b) Each sequence in A contains a pointwise converging subsequence.

c) For each Radon probability \(\mu\) on K, A is stable with respect to \(\mu\).

In Chapter 15 Riemann-measurable functions \((=\) locally bounded with negligible sets of discontinuity points) on a locally compact group are considered. Chapter 16 contains further investigations of measurability in Banach spaces. In particular the problem of the equality of weak and norm Borel sets is considered and several consequences of the existence of real measurable cardinals are presented.

Remarks. 1. In spite of being self-contained the book needs hard work of the reader. One of the reasons is that it contains a lot of misprints sometimes essentially changing the sense of statements.

2. In theorem 5-3-1 one has to assume the scalar integrability of \(\Phi\). Otherwise the theorem is false even in the one dimensional case.

3. Theorem 5-3-1 in the form of the Vitali convergence theorem for the Pettis integral has been independently and by using completely different methods proved by the reviewer [Pettis integration, Proc. 13th Winter School on Abstract Analysis, Srni (Czechoslovakia), January 1985, in Rend. Circ. Mat. Palermo, to appear]. Also the characterization of Pettis integrable functions by step functions (Theorem 5-3-2) and the non- existence of the conditional expectation (Example 6-4-3) has been independently proved by the reviewer (ibid.).

4. There is a natural martingale characterization of the WRNP [Musiał, Lect. Notes Math. 794 (loc. cit.)]. I think, that it should have been inserted in this book, the more so as a martingale characterization of the \(W^*RNP\) is given (under Axiom L).

5. Recently Drewnowski has given a different proof of Theorem 5-2-2 (in the form presented in this review).

6. Probably the first example of a Pettis integrable function without conditional expectation was published by V. I. Rybakov [Mat. Zametki 10, 565-570 (1971; Zbl 0271.60005)]. Unfortunately, the function was unbounded.

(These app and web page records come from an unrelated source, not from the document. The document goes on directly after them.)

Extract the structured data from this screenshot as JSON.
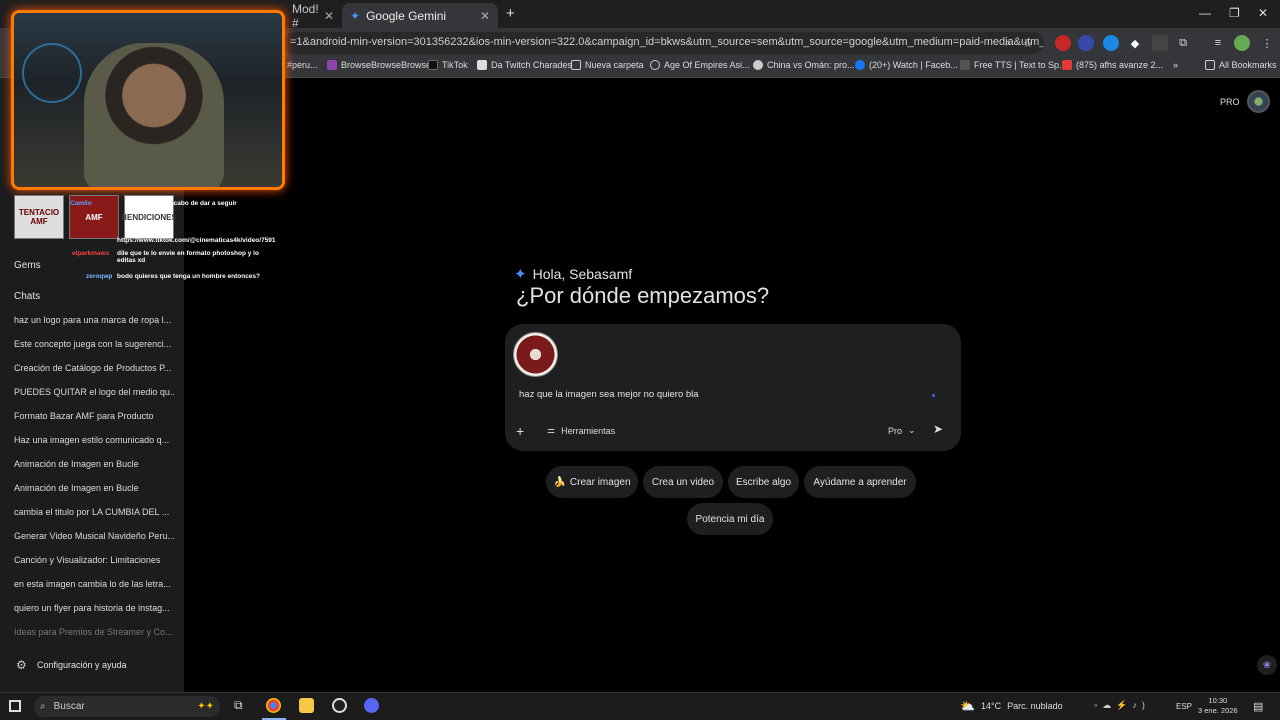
{
  "browser": {
    "tabs": [
      {
        "title": "Mod! #"
      },
      {
        "title": "Google Gemini"
      }
    ],
    "new_tab_symbol": "+",
    "close_symbol": "✕",
    "address": "=1&android-min-version=301356232&ios-min-version=322.0&campaign_id=bkws&utm_source=sem&utm_source=google&utm_medium=paid-media&utm_medium=...",
    "bookmarks": [
      {
        "label": "#peru..."
      },
      {
        "label": "BrowseBrowseBrowse"
      },
      {
        "label": "TikTok"
      },
      {
        "label": "Da Twitch Charades"
      },
      {
        "label": "Nueva carpeta"
      },
      {
        "label": "Age Of Empires Asi..."
      },
      {
        "label": "China vs Omán: pro..."
      },
      {
        "label": "(20+) Watch | Faceb..."
      },
      {
        "label": "Free TTS | Text to Sp..."
      },
      {
        "label": "(875) afhs avanze 2..."
      }
    ],
    "all_bookmarks": "All Bookmarks",
    "more_symbol": "»"
  },
  "stream_overlay": {
    "thumbs": [
      "TENTACIO AMF",
      "AMF",
      "BENDICIONES"
    ],
    "chat": [
      {
        "user": "Camilo",
        "text": "...justo le acabo de dar a seguir",
        "color": "#4fa3ff"
      },
      {
        "user": "",
        "text": "https://www.tiktok.com/@cinematicas4k/video/7591",
        "color": "#4fa3ff"
      },
      {
        "user": "elparkmaws",
        "text": "dile que te lo envie en formato photoshop y lo editas xd",
        "color": "#ff4040"
      },
      {
        "user": "zeroqwp",
        "text": "bodo quieres que tenga un hombre entonces?",
        "color": "#7fb7ff"
      }
    ]
  },
  "sidebar": {
    "gems_label": "Gems",
    "chats_label": "Chats",
    "chats": [
      "haz un logo para una marca de ropa l...",
      "Este concepto juega con la sugerenci...",
      "Creación de Catálogo de Productos P...",
      "PUEDES QUITAR el logo del medio qu...",
      "Formato Bazar AMF para Producto",
      "Haz una imagen estilo comunicado q...",
      "Animación de Imagen en Bucle",
      "Animación de Imagen en Bucle",
      "cambia el titulo por LA CUMBIA DEL ...",
      "Generar Video Musical Navideño Peru...",
      "Canción y Visualizador: Limitaciones",
      "en esta imagen cambia lo de las letra...",
      "quiero un flyer para historia de instag...",
      "Ideas para Premios de Streamer y Co..."
    ],
    "settings_label": "Configuración y ayuda"
  },
  "header": {
    "pro_label": "PRO"
  },
  "main": {
    "greeting": "Hola, Sebasamf",
    "headline": "¿Por dónde empezamos?",
    "prompt_text": "haz que la imagen sea mejor no quiero bla",
    "plus_symbol": "+",
    "tools_label": "Herramientas",
    "model_label": "Pro",
    "chips": [
      {
        "label": "Crear imagen",
        "icon": "🍌"
      },
      {
        "label": "Crea un video",
        "icon": ""
      },
      {
        "label": "Escribe algo",
        "icon": ""
      },
      {
        "label": "Ayúdame a aprender",
        "icon": ""
      },
      {
        "label": "Potencia mi día",
        "icon": ""
      }
    ]
  },
  "taskbar": {
    "search_placeholder": "Buscar",
    "weather_temp": "14°C",
    "weather_text": "Parc. nublado",
    "lang": "ESP",
    "time": "10:30",
    "date": "3 ene. 2026"
  },
  "colors": {
    "accent_orange": "#ff7b00",
    "gemini_blue": "#4b8df8",
    "background": "#000000",
    "sidebar": "#1b1c1d",
    "composer": "#1e1f20"
  }
}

7. By my opinion the expression ”the weak* RNP” is not the best one. This term exists already in the literature and denotes the following: \(E^*\) has the \(W^*RNP\) if each \(E^*\)-valued measure of finite variation has a Gelfand integrable density. Once I have proposed the term ”E has the WRNP in \(E^{**}\)”. It is longer but not misleading.

Reviewer: K.Musiał

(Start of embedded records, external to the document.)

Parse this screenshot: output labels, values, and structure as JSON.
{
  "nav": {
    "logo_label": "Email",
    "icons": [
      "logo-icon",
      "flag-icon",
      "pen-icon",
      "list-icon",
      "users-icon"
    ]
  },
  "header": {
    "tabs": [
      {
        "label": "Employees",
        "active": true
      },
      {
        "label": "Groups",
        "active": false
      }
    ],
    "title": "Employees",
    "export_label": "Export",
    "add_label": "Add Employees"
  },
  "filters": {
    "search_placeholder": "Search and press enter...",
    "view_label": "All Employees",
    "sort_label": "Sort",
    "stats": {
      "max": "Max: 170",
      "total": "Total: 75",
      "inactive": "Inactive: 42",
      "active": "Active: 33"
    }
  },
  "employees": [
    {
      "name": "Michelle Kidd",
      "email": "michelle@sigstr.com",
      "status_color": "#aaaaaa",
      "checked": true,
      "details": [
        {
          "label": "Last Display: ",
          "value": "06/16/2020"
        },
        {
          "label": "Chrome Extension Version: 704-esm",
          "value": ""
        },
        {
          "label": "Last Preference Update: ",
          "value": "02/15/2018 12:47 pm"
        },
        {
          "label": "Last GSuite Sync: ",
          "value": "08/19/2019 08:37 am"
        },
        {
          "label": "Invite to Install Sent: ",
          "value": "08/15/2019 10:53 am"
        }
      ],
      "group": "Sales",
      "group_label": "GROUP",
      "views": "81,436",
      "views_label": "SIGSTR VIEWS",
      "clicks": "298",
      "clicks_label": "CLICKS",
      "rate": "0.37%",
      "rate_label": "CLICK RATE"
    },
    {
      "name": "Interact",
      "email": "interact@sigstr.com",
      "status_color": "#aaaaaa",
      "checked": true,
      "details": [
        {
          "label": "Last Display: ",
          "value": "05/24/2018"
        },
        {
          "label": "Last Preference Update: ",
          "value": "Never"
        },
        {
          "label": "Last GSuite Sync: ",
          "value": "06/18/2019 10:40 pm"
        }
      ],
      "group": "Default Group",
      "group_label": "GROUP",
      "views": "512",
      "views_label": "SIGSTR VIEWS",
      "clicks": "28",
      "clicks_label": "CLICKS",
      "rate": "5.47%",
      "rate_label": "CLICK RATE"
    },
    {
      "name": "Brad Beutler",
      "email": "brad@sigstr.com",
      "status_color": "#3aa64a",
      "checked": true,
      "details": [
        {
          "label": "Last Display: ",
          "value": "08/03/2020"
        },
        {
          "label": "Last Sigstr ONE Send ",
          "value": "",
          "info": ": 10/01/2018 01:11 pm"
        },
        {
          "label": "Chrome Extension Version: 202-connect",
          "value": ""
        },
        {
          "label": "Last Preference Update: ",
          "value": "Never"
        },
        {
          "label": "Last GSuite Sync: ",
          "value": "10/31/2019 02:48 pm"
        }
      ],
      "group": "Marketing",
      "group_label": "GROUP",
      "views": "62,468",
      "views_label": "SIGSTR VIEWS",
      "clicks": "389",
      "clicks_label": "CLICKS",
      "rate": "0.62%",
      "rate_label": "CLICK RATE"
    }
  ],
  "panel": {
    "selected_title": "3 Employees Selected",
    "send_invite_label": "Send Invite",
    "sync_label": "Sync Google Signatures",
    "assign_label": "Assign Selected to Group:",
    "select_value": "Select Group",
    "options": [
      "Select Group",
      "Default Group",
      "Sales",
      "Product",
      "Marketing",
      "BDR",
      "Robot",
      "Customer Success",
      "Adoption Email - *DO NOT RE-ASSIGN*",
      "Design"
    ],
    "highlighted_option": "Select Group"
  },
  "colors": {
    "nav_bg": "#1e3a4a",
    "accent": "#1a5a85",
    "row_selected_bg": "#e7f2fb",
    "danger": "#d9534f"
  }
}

##### MSC:

46G10 | Vector-valued measures and integration |

46B22 | Radon-Nikodým, Kreĭn-Milman and related properties |

28A20 | Measurable and nonmeasurable functions, sequences of measurable functions, modes of convergence |

46G12 | Measures and integration on abstract linear spaces |

46B42 | Banach lattices |

46B10 | Duality and reflexivity in normed linear and Banach spaces |

28B05 | Vector-valued set functions, measures and integrals |

28A51 | Lifting theory |

03E50 | Continuum hypothesis and Martin’s axiom |

46-02 | Research exposition (monographs, survey articles) pertaining to functional analysis |